Longo said,

They have a plan. I respect that plan, but that plan shouldn’t include Christian at this point in his career. He’s in the middle of the best years of his career, and having him be part of a 100-loss season is not really where [we] want to see him going.

The relationship between player and team is irretrievably broken. It’s soured. He’s part of the old ownership regime. The new ownership regime needs to get new parts into this plan and move forward, and he needs to get on with his career where he’s got a chance to win. The big issue is him winning and winning now.

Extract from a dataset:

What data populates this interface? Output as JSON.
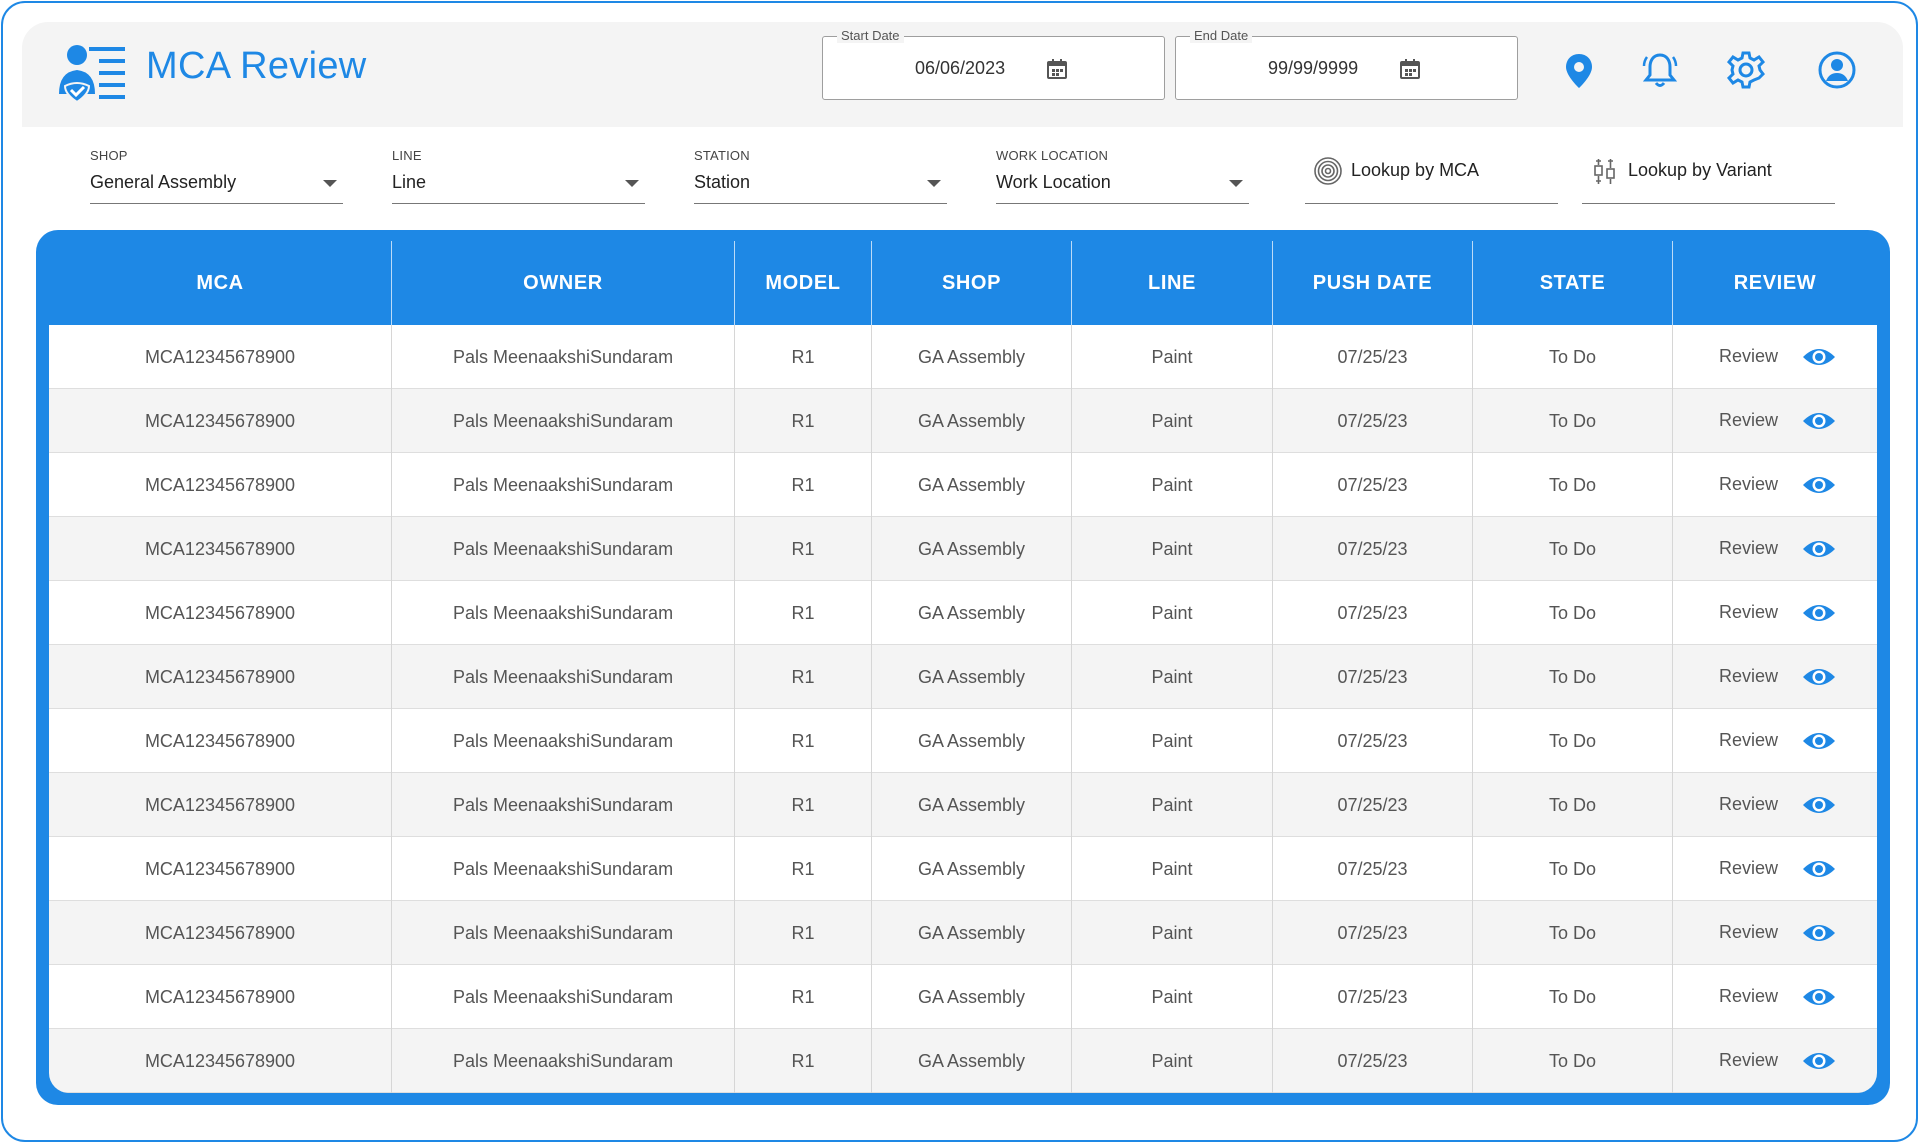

He loves the city of Miami. He loves the fans. He’s had nothing but a good experience in South Florida, and he feels sorry where they ended up. But I think having him report [to spring training] and attempting to include him moving forward is going to be uncomfortable for both sides. I don’t see how it’s going to work.

This certainly comes as no surprise considering the offseason the Marlins have had after installing new ownership, going from Jeffrey Loria to Bruce Sherman and Derek Jeter. The club traded All-Star outfielder Giancarlo Stanton, who hit 59 home runs last season, as well as Dee Gordon and Marcell Ozuna. As Crasnick notes, Yelich isn’t the only player to express disappointment with the Marlins’ current direction — J.T. Realmuto and Starlin Castro have as well.

Yelich, 26, signed a seven-year, $49.57 million contract extension with the Marlins in March of 2015. Given his career performance, that’s a bargain of a contract, which is why more than a handful of teams have inquired with the Marlins about him this offseason. Yelich finished the past season with a .282/.369/.439 triple-slash line along with 18 home runs, 81 RBI, 100 runs scored, and 16 stolen bases in 695 plate appearances.